The BBC is haunted by two ghosts, but they are behaving in very different ways. Gavyn Davies reacted to the loss of the BBC chairmanship with stoicism and wry humour. When he resigned, he wrote an emollient letter to Tony Blair. He had no plans to luxuriate in grievance. But to his surprise - because the PM is usually good at the little courtesies - there was no reply. Davies mentioned it to his old friend Gordon Brown. There was still no reply.
Then, irritated by something Alastair Campbell was reported as saying, Davies announced at a party that perhaps he would sue Campbell after all. A number of Blairites were present. Two days later, Davies received a warm letter from Blair.
That almost certainly closes the matter with Davies, but the former director general, Greg Dyke, is in less conciliatory mood and will not be initiating a friendly correspondence with No10. Hurt to the core by the governors' decision to accept his offer of resignation - and still at moments giving the impression that he expects his old job back - Dyke is writing his memoirs. He intends to lay into his enemies, starting with the PM. The expectation is that the book will be serialised in the Sunday Times in the weeks just before the Labour Party conference so as to cause maximum trouble.
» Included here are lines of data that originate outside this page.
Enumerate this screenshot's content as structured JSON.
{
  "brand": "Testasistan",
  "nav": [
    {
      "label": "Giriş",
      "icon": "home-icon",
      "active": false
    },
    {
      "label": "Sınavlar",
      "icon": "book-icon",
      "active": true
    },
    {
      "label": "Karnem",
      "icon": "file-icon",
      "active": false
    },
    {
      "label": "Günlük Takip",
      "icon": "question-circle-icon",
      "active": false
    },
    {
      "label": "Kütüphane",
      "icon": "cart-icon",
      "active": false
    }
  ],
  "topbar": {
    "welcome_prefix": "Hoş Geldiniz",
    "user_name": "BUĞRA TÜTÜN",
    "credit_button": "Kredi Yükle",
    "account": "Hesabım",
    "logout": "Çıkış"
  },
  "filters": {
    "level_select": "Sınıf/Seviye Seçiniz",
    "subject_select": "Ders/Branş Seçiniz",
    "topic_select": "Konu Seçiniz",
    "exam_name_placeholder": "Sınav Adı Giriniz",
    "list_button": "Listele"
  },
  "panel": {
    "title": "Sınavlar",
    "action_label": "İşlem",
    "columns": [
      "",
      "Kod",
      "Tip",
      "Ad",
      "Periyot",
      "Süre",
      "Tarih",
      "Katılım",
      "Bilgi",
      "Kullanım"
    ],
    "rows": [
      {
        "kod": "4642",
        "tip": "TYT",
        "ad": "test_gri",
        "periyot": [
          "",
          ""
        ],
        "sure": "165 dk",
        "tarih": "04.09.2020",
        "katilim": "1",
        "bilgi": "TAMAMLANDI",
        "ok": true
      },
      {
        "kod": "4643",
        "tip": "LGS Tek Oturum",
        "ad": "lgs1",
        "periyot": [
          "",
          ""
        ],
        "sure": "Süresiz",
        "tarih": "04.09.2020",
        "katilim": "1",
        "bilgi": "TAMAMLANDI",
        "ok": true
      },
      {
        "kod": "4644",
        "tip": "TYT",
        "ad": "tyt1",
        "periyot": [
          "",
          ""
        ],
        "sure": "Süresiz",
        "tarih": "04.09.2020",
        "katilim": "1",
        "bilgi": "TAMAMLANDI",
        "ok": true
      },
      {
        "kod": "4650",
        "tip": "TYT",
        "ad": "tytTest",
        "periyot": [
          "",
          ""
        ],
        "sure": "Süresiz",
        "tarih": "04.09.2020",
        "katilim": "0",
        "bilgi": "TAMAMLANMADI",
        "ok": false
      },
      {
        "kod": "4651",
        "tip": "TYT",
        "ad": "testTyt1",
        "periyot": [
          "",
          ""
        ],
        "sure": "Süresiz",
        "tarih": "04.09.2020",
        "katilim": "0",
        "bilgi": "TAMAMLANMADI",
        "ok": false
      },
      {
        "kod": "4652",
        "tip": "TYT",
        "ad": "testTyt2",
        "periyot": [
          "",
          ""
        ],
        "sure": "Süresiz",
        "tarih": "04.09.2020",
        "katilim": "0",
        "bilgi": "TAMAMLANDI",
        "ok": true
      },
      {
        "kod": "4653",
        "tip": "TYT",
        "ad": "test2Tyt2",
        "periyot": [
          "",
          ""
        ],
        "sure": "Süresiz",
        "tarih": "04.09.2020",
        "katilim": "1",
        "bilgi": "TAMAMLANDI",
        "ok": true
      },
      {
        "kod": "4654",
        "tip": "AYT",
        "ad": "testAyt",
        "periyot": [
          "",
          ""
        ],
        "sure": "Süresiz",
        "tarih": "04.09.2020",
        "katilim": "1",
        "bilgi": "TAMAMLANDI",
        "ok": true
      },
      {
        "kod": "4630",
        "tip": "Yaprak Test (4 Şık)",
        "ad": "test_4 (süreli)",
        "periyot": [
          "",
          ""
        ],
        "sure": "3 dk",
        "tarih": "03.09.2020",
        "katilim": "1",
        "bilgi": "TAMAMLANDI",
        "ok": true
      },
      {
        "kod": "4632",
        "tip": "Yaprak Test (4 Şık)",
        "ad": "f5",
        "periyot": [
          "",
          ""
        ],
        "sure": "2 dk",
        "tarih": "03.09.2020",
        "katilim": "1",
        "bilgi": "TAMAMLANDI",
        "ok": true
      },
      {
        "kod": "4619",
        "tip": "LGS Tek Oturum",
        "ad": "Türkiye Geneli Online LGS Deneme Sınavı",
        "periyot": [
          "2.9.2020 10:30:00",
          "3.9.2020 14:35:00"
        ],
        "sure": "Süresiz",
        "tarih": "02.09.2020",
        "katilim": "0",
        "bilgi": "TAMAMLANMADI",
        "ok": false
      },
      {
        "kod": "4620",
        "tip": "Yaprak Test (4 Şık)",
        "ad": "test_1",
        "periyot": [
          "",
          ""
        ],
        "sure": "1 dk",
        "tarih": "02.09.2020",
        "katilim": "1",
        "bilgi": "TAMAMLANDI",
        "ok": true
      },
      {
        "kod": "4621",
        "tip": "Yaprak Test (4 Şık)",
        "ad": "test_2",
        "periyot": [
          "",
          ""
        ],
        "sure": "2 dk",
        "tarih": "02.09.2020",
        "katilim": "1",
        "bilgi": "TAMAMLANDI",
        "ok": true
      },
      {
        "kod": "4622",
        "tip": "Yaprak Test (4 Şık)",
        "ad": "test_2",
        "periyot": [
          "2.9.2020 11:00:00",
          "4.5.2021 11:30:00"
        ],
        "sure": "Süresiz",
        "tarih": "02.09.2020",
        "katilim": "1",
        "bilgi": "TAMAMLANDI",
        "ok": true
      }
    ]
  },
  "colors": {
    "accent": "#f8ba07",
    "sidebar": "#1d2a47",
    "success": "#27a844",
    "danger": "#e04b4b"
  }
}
Dyke also intends to give his detailed views of the BBC governors' personalities and shortcomings.
When he was appointed, Dyke told a BBC audience that he thought he had some of John Birt's intellect and some of Michael Grade's flair. "If it turns out to be the other way round," he went on, "God help us all." Whatever his intellect or flair, no DG was ever more popular with BBC staff. Yet Grade may emulate him. One shrewd observer has identified the reason: Grade's family background. Several of his relations were successful impresarios - good at talent-spotting and at nurturing, humouring, soothing and flattering it. Grade has been wandering around the BBC talking to staff as if they were starlets who deserve a dressing room full of flowers and champagne.